Vasectomy is 99 percent effective in preventing unwanted pregnancies and can be a great form of birth control for people who don’t want children or don’t plan on having any more children. 

Unfortunately, there are plenty of myths and horror stories that have frightened people away from this procedure. These myths simply are not true, and we’re going to take a look at some of them today to hopefully ease your anxiety if you’re considering a vasectomy for yourself.

Most Common Misunderstandings About Vasectomy

First of all, let’s get some of the more common vasectomy misunderstandings out of the way. A vasectomy is a procedure in which the vas deferens are disconnected. The vas deferens are the tubes that carry sperm from the testes to the semen during intercourse. 

Testes still produce sperm, but they die and are absorbed safely by the body. Testes themselves are not removed or harmed in any way. Also, vasectomy does not cause erectile dysfunction or a drop in testosterone levels. The only change to your libido is that your semen will no longer contain sperm.

Vasectomy Affects Your libid0

A very common myth is that a vasectomy can affect testosterone levels. That simply is not true. There have been no reported decreases in testosterone levels associated with vasectomy. 

A vasectomy also will not affect your ability to get erections, have orgasms, or ejaculate. You will want to wait until you feel like you’ve recovered from your vasectomy to do anything, but your desire and ability will not be affected.

Procedure and Recovery Time

A vasectomy is an outpatient procedure performed under a local anesthetic. Modern techniques are minimally invasive and only involve removing a small section of the vas deferens through a very tiny incision. 

The two remaining ends of the vas deferens are sealed and stitched closed. This process is performed on both testicles, and the entire procedure lasts between 20 and 25 minutes.

For the first day of their recovery, patients are expected to put an ice pack on their scrotum for 20 minutes each hour until bedtime. Strenuous physical activity should be kept at a minimum, although patients can still walk around, remove the dressing over the incision, and take a shower.
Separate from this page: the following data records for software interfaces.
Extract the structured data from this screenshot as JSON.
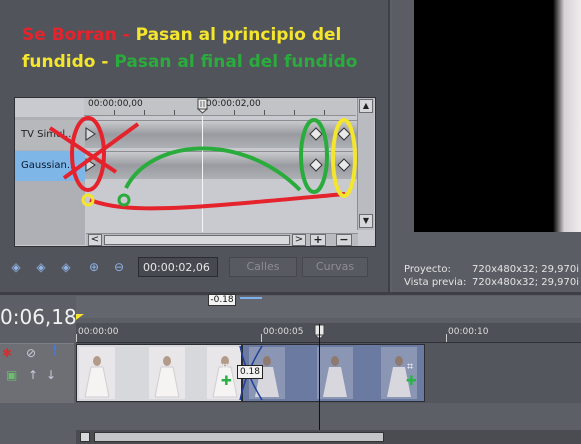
{
  "annotation": {
    "line1_red": "Se Borran - ",
    "line1_yellow": "Pasan al principio del",
    "line2_yellow": "fundido - ",
    "line2_green": "Pasan al final del fundido",
    "colors": {
      "red": "#e5232d",
      "yellow": "#f4e62c",
      "green": "#2aac3c"
    }
  },
  "keyframe_panel": {
    "ruler": {
      "start": "00:00:00,00",
      "mid": "00:00:02,00"
    },
    "tracks": [
      {
        "label": "TV Simul..."
      },
      {
        "label": "Gaussian..."
      }
    ],
    "scroll_up": "▲",
    "scroll_down": "▼",
    "scroll_left": "<",
    "scroll_right": ">",
    "plus_button": "+",
    "minus_button": "−"
  },
  "keyframe_toolbar": {
    "icons": [
      "first-keyframe-icon",
      "prev-keyframe-icon",
      "next-keyframe-icon",
      "add-keyframe-icon",
      "delete-keyframe-icon"
    ],
    "time_value": "00:00:02,06",
    "calles_label": "Calles",
    "curvas_label": "Curvas"
  },
  "preview": {
    "proyecto_label": "Proyecto:",
    "proyecto_value": "720x480x32; 29,970i",
    "vista_label": "Vista previa:",
    "vista_value": "720x480x32; 29,970i"
  },
  "timeline": {
    "current_time": "0:06,18",
    "fade_offset": "-0.18",
    "ruler": [
      "00:00:00",
      "00:00:05",
      "00:00:10"
    ],
    "fade_length": "0.18"
  }
}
Most patients can return to work 24 to 48 hours after the procedure. Exercise and other strenuous physical activity should still be avoided during the first week after the procedure. Making out can resume as soon as the patient feels comfortable doing so.

Overall, the most important part of recovery after a vasectomy is just taking it easy. There may be some pain, but that can usually be managed with Tylenol or other over-the-counter pain relievers.
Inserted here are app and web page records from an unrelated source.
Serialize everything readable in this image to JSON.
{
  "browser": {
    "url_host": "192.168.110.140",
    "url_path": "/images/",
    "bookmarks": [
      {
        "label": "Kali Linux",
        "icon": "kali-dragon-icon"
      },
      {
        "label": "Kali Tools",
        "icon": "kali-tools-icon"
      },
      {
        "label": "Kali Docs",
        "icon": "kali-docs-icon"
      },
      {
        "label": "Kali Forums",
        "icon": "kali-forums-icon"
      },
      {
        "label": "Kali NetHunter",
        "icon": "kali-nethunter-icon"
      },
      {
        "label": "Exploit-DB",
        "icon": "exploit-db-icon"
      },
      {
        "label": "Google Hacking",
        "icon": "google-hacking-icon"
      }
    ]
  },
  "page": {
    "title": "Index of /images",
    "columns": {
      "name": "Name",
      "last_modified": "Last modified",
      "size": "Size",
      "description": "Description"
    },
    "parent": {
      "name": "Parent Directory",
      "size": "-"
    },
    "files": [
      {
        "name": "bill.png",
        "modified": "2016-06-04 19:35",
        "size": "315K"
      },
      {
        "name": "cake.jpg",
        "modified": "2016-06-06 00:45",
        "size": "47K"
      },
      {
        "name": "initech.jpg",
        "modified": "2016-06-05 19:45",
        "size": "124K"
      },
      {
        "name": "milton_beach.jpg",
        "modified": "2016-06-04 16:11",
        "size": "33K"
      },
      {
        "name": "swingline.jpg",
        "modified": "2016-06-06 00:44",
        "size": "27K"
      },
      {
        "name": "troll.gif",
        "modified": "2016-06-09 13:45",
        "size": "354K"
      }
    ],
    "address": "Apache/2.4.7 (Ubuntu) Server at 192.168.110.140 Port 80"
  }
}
How long to wait for results

It usually takes about two months for a vasectomy to truly take effect, so birth control should still be used until the patient can undergo a sperm analysis and confirm that there is no sperm in their semen.

Vasectomy Risks and Side Effects
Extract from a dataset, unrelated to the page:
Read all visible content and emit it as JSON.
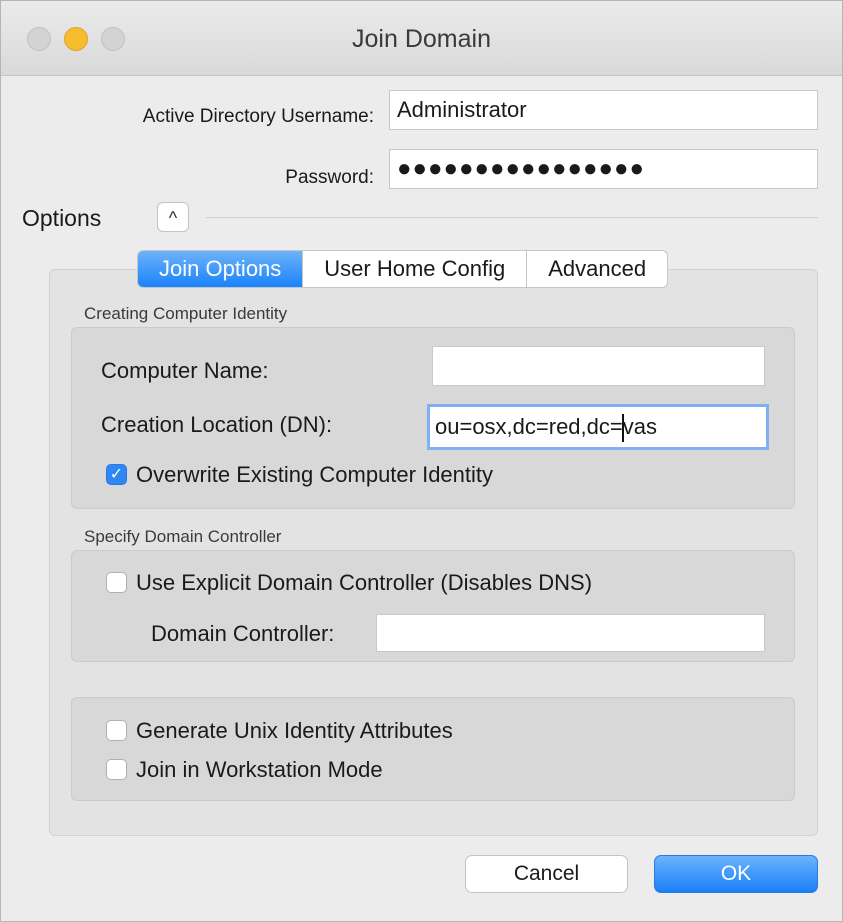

The most common side effect associated with vasectomy is bruising and swelling around the scrotum. There is also the chance that the vas deferens can reconnect, although this happens only one-tenth of the time. A sperm analysis two months after the procedure is often needed to determine that the vas deferens remain disconnected.

Can Vasectomy Fail?

Modern vasectomy procedures are almost 100 percent effective. There is a very small chance that the vas deferens can reconnect, but that is rare. 

For the most part, a vasectomy will only “fail” if the patient has unprotected contact less than two months after the procedure since it usually takes that long for a vasectomy to be effective. 

Once a sperm analysis confirms that there is no more sperm in the semen, there is no risk of the patient getting someone pregnant.

What If You Change Your Mind Later?

Another common myth is that a vasectomy is permanent and cannot be reversed. This is false, vasectomy can be reversed. The vas deferens can be reconnected, but it is a difficult procedure and the result is not always guaranteed. 

During this procedure, the doctor makes an incision on either side of the scrotum to check to see if there is any sperm in the vas deferens. If there is, the vas deferens can be reconnected. Sperm will be allowed to pass through again, and the patient should be able to conceive children.

The success of this procedure will depend on how long it’s been since the vasectomy and how the vasectomy was performed. It is a delicate operation that can take between four and five hours to perform, quite a far cry from the 20 minutes most vasectomies take.